What is required> Below are entries. Pull out all lines containing "arrow".

* * * * * * *

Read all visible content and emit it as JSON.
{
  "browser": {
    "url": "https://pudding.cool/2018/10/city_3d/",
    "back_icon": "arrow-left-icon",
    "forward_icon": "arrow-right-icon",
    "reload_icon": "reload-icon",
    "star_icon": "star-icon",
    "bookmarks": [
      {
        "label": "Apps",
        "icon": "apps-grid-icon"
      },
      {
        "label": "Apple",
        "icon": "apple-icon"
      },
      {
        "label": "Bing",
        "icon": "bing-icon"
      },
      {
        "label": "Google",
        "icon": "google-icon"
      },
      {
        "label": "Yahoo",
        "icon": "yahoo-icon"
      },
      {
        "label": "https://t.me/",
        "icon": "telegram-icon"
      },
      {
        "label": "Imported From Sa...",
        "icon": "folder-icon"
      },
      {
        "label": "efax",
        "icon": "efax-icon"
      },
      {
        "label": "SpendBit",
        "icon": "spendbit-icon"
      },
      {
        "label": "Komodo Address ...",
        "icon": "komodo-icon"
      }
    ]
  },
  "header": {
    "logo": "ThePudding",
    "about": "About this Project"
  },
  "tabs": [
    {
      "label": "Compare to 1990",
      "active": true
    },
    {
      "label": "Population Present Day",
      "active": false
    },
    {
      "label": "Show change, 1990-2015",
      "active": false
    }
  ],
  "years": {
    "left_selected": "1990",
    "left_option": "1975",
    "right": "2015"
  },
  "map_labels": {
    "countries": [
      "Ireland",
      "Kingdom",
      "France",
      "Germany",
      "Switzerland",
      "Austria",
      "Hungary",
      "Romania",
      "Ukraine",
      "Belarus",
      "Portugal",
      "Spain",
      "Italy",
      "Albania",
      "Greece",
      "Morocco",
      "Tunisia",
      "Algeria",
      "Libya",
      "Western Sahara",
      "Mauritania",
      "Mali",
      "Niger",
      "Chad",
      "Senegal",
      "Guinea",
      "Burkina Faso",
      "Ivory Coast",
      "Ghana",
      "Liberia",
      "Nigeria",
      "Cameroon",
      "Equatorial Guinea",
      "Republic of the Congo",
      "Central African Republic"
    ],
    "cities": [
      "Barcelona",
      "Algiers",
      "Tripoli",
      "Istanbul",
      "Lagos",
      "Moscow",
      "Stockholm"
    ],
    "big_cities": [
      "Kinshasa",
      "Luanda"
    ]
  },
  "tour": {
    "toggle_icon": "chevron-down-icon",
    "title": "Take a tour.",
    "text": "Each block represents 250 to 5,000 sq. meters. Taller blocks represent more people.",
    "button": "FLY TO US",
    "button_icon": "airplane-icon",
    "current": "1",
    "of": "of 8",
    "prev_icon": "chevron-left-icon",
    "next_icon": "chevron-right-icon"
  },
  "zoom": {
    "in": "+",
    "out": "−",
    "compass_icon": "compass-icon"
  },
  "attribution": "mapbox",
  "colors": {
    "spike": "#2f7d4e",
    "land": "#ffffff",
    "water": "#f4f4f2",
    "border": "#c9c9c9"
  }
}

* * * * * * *

Exercise response>
    "back_icon": "arrow-left-icon",
    "forward_icon": "arrow-right-icon",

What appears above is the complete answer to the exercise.